→ **What is needed**
Beginning at the line containing "Convert this screenshot", output every line to the end of the data below exactly as it appears.

Data to examine Block Start

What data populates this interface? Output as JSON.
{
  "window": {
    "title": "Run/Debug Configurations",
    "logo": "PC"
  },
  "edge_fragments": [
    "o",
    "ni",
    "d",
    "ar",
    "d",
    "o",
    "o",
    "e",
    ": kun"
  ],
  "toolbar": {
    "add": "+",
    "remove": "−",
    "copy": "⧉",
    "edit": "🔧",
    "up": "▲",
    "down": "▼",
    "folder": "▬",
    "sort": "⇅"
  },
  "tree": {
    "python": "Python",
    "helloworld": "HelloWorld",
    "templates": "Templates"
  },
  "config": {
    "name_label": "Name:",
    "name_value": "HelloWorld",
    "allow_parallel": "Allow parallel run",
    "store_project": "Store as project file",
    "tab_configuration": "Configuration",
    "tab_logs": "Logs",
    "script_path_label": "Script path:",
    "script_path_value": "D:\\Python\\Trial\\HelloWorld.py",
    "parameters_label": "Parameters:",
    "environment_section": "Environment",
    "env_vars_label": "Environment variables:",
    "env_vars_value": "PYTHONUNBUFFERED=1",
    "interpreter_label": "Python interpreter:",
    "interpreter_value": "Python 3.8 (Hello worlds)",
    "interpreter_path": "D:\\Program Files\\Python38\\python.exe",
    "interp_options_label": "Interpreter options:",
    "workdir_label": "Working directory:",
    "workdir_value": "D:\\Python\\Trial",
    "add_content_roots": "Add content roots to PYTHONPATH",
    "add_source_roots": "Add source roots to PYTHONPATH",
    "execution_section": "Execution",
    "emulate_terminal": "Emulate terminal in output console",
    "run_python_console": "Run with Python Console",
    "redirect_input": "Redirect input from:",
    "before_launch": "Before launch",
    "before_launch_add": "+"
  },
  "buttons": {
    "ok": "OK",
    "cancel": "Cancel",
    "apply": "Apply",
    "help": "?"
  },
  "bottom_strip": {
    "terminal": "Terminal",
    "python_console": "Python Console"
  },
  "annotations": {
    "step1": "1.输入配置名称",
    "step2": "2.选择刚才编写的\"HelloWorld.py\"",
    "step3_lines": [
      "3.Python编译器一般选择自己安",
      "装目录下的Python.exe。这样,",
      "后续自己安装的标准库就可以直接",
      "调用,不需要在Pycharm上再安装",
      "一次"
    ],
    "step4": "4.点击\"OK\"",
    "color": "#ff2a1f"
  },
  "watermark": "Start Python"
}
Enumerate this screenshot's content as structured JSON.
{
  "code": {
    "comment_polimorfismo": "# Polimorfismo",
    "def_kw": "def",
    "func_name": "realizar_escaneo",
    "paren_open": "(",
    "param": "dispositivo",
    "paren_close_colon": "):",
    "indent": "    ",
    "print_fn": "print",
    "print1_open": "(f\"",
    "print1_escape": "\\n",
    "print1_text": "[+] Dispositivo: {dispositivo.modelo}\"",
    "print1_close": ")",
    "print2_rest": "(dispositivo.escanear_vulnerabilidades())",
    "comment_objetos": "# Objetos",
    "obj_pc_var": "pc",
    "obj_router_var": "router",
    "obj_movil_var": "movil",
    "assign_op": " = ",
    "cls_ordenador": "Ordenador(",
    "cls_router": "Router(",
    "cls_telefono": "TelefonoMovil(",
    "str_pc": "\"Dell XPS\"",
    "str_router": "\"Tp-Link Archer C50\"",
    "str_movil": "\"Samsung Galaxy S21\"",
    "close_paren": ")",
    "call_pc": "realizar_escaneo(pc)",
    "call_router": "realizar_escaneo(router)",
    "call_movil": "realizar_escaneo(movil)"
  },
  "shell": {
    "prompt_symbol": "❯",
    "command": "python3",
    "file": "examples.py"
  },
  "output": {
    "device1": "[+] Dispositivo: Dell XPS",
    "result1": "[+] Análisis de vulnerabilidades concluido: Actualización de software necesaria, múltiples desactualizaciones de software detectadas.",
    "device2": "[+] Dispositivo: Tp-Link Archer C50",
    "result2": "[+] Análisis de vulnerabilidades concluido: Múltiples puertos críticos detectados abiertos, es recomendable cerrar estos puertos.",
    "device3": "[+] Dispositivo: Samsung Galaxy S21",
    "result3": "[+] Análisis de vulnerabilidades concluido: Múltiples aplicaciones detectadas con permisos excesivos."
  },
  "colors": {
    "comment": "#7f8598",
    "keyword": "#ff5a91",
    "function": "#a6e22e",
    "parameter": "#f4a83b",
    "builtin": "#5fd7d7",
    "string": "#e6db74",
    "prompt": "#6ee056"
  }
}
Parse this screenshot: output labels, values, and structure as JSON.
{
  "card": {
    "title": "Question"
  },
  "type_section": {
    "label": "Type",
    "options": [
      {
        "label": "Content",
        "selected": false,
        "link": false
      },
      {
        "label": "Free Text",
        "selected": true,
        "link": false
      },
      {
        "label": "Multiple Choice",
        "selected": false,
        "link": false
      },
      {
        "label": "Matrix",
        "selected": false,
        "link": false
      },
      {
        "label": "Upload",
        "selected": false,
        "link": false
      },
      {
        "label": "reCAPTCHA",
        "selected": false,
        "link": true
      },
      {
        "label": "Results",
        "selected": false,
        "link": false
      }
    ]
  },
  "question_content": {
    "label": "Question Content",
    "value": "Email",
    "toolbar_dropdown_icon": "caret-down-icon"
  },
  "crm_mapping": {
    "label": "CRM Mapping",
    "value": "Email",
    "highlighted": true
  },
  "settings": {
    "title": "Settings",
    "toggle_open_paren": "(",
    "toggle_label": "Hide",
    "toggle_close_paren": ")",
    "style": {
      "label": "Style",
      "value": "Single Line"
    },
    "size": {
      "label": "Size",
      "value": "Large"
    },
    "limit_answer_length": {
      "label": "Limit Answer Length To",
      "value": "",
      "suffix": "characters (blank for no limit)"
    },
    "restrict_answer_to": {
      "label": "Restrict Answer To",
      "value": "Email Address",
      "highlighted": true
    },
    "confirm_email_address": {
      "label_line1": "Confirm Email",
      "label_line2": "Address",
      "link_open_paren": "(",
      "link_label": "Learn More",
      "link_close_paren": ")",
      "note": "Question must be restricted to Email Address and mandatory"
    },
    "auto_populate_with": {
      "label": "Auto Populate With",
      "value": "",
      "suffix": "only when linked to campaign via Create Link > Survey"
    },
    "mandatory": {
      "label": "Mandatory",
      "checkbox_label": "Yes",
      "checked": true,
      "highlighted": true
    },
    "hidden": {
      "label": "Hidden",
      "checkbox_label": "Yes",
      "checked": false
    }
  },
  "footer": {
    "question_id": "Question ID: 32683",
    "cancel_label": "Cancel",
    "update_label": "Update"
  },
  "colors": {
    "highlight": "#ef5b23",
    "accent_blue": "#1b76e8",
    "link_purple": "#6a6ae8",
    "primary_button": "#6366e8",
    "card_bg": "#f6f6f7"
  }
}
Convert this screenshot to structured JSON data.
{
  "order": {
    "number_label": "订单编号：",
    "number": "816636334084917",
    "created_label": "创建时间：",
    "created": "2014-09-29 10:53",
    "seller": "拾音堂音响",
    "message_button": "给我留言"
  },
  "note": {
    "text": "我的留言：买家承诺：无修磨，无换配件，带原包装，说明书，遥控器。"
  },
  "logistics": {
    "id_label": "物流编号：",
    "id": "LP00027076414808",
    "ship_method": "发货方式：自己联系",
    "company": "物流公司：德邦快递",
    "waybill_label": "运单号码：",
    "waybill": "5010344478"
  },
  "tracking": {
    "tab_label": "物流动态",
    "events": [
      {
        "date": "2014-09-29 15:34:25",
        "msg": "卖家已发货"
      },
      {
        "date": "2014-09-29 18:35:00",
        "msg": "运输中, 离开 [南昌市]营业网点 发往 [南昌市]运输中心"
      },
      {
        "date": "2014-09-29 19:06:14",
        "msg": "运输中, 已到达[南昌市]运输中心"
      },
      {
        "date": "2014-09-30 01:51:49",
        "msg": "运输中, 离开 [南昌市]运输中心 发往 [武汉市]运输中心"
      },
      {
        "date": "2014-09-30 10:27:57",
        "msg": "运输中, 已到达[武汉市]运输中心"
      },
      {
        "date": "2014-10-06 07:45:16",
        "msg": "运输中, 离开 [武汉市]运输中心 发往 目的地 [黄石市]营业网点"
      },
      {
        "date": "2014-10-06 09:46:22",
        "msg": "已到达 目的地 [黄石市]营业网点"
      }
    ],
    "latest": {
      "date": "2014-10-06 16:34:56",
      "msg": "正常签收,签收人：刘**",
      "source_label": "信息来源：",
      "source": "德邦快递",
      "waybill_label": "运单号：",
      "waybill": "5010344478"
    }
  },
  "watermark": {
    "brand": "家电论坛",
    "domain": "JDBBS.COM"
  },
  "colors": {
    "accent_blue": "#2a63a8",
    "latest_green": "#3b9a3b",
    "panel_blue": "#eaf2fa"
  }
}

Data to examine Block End

→ **Answer to this task**
Convert this screenshot to structured JSON data.
{
  "order": {
    "number_label": "订单编号：",
    "number": "816636334084917",
    "created_label": "创建时间：",
    "created": "2014-09-29 10:53",
    "seller": "拾音堂音响",
    "message_button": "给我留言"
  },
  "note": {
    "text": "我的留言：买家承诺：无修磨，无换配件，带原包装，说明书，遥控器。"
  },
  "logistics": {
    "id_label": "物流编号：",
    "id": "LP00027076414808",
    "ship_method": "发货方式：自己联系",
    "company": "物流公司：德邦快递",
    "waybill_label": "运单号码：",
    "waybill": "5010344478"
  },
  "tracking": {
    "tab_label": "物流动态",
    "events": [
      {
        "date": "2014-09-29 15:34:25",
        "msg": "卖家已发货"
      },
      {
        "date": "2014-09-29 18:35:00",
        "msg": "运输中, 离开 [南昌市]营业网点 发往 [南昌市]运输中心"
      },
      {
        "date": "2014-09-29 19:06:14",
        "msg": "运输中, 已到达[南昌市]运输中心"
      },
      {
        "date": "2014-09-30 01:51:49",
        "msg": "运输中, 离开 [南昌市]运输中心 发往 [武汉市]运输中心"
      },
      {
        "date": "2014-09-30 10:27:57",
        "msg": "运输中, 已到达[武汉市]运输中心"
      },
      {
        "date": "2014-10-06 07:45:16",
        "msg": "运输中, 离开 [武汉市]运输中心 发往 目的地 [黄石市]营业网点"
      },
      {
        "date": "2014-10-06 09:46:22",
        "msg": "已到达 目的地 [黄石市]营业网点"
      }
    ],
    "latest": {
      "date": "2014-10-06 16:34:56",
      "msg": "正常签收,签收人：刘**",
      "source_label": "信息来源：",
      "source": "德邦快递",
      "waybill_label": "运单号：",
      "waybill": "5010344478"
    }
  },
  "watermark": {
    "brand": "家电论坛",
    "domain": "JDBBS.COM"
  },
  "colors": {
    "accent_blue": "#2a63a8",
    "latest_green": "#3b9a3b",
    "panel_blue": "#eaf2fa"
  }
}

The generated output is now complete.